Bangladesh needs a foreign policy in conformity to the country's geopolitical and domestic interests. Agreeing to send soldiers in support of Saudi Arabia was unnecessary. This policy could have angered various Islamist terror groups in Middle East and beyond. Many experts at home and abroad believe Bangladesh has a foreign policy vis-à-vis India which has not served Bangladesh well. I'm not going to catalogue here in how many different ways Bangladesh's mighty neighbour has not met the expectations of our people or have reciprocated sufficiently for policies initiated by us.
While democracy, accountability and equality before the law have have greatly dwindled in the country, the polity has already been thoroughly "Islamized" or "Arabized". Last but not least, terrorism isn't all about poverty. It's not a backlash of the poor, but a weapon of the weak. One doesn't doubt that they are misguided. Any society, which promotes pre-modern values, glorifies death, not life, and provides no peaceful alternative for change and improvement become a safe haven for terrorism, anarchy, and nihilism. Bangladesh is far from being such a society. It has the potential to turn either way, toward democratic civility, or totalitarian proto-fascism. The latter promotes state-terrorism, and nurtures non-state terrorist actors under the aegis of terrorist outfits like al Qaeda, and Islamic State.

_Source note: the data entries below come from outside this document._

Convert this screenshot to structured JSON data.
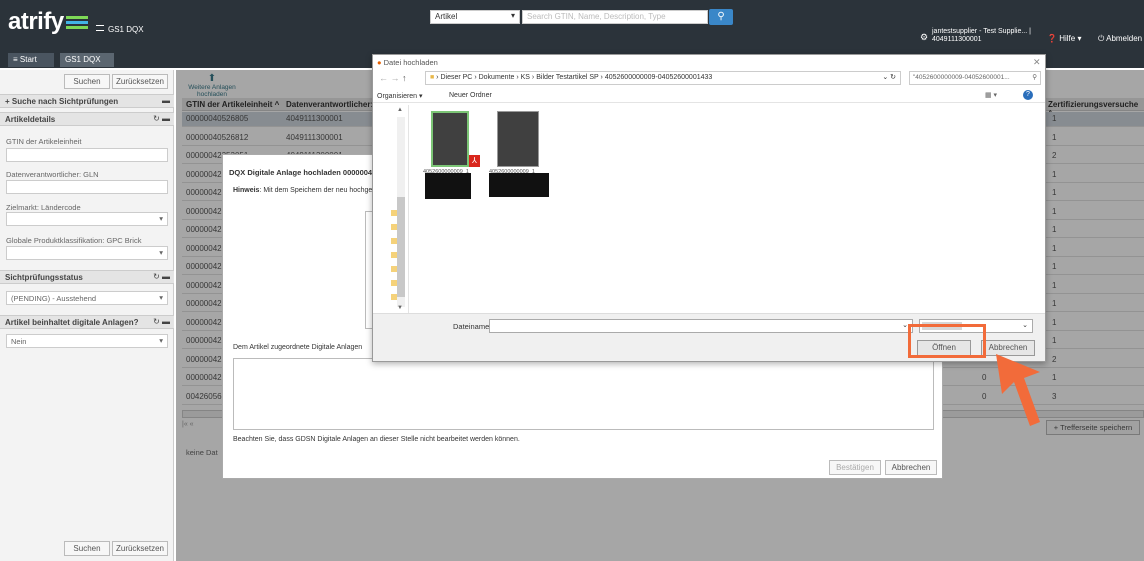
{
  "header": {
    "logo_text": "atrify",
    "app_title": "GS1 DQX",
    "search_scope": "Artikel",
    "search_placeholder": "Search GTIN, Name, Description, Type",
    "user_name": "jantestsupplier - Test Supplie... |",
    "user_gln": "4049111300001",
    "help_label": "Hilfe",
    "logout_label": "Abmelden"
  },
  "tabs": [
    {
      "label": "Start"
    },
    {
      "label": "GS1 DQX"
    }
  ],
  "sidebar": {
    "search_button": "Suchen",
    "reset_button": "Zurücksetzen",
    "section_search": "Suche nach Sichtprüfungen",
    "section_details": "Artikeldetails",
    "gtin_label": "GTIN der Artikeleinheit",
    "gln_label": "Datenverantwortlicher: GLN",
    "target_market_label": "Zielmarkt: Ländercode",
    "gpc_label": "Globale Produktklassifikation: GPC Brick",
    "status_section": "Sichtprüfungsstatus",
    "status_value": "(PENDING) - Ausstehend",
    "digital_section": "Artikel beinhaltet digitale Anlagen?",
    "digital_value": "Nein",
    "bottom_search": "Suchen",
    "bottom_reset": "Zurücksetzen"
  },
  "toolbar": {
    "upload_more": "Weitere Anlagen hochladen"
  },
  "grid": {
    "columns": [
      "GTIN der Artikeleinheit ^",
      "Datenverantwortlicher: GL",
      "Zertifizierungsversuche ^"
    ],
    "rows": [
      {
        "gtin": "00000040526805",
        "gln": "4049111300001",
        "attempts": "1"
      },
      {
        "gtin": "00000040526812",
        "gln": "4049111300001",
        "attempts": "1"
      },
      {
        "gtin": "00000042253051",
        "gln": "4049111300001",
        "attempts": "2"
      },
      {
        "gtin": "00000042",
        "gln": "",
        "attempts": "1"
      },
      {
        "gtin": "00000042",
        "gln": "",
        "attempts": "1"
      },
      {
        "gtin": "00000042",
        "gln": "",
        "attempts": "1"
      },
      {
        "gtin": "00000042",
        "gln": "",
        "attempts": "1"
      },
      {
        "gtin": "00000042",
        "gln": "",
        "attempts": "1"
      },
      {
        "gtin": "00000042",
        "gln": "",
        "attempts": "1"
      },
      {
        "gtin": "00000042",
        "gln": "",
        "attempts": "1"
      },
      {
        "gtin": "00000042",
        "gln": "",
        "attempts": "1"
      },
      {
        "gtin": "00000042",
        "gln": "",
        "attempts": "1"
      },
      {
        "gtin": "00000042",
        "gln": "",
        "attempts": "1"
      },
      {
        "gtin": "00000042",
        "gln": "",
        "attempts": "2"
      },
      {
        "gtin": "00000042",
        "gln": "",
        "attempts": "1"
      },
      {
        "gtin": "00426056",
        "gln": "",
        "attempts": "3"
      }
    ],
    "col_zero_1": "0",
    "col_zero_2": "0",
    "save_page": "Trefferseite speichern",
    "no_data": "keine Dat"
  },
  "upload_modal": {
    "title": "DQX Digitale Anlage hochladen 0000004052",
    "hint_bold": "Hinweis",
    "hint_text": ": Mit dem Speichern der neu hochge",
    "assigned_label": "Dem Artikel zugeordnete Digitale Anlagen",
    "note": "Beachten Sie, dass GDSN Digitale Anlagen an dieser Stelle nicht bearbeitet werden können.",
    "confirm_button": "Bestätigen",
    "cancel_button": "Abbrechen"
  },
  "file_dialog": {
    "title": "Datei hochladen",
    "breadcrumb": [
      "Dieser PC",
      "Dokumente",
      "KS",
      "Bilder Testartikel SP",
      "4052600000009-04052600001433"
    ],
    "search_value": "\"4052600000009-04052600001... ",
    "organize": "Organisieren",
    "new_folder": "Neuer Ordner",
    "filename_label": "Dateiname:",
    "filename_value": "",
    "open_button": "Öffnen",
    "cancel_button": "Abbrechen",
    "file1_name": "4052600000009_1",
    "file2_name": "4052600000009_1"
  },
  "colors": {
    "topbar": "#2b333a",
    "accent": "#3a87c8",
    "callout": "#f26b3a"
  }
}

In sum, Bangladeshi politicians, analysts, intellectuals, and media should do the following three things for the sake of durable peace and order in the country: a) stop denying the existence of terrorism, as there is hardly any country without terrorists or terrorist sympathisers, in the post-9/11 world; b) fight terrorism not only with force but also through education and mass motivation; and c) do not think of gaining political leverage by falsely implicating political rivals or personal adversaries as terrorist agents. Terrorists gain most in divided and fractured countries. Examples abound.
The writer teaches security studies at Austin Peay State University in the US. He is the author of several books, including his latest, Global Jihad and America: The Hundred-Year War Beyond Iraq and Afghanistan (Sage, 2014). Email: firstname.lastname@example.org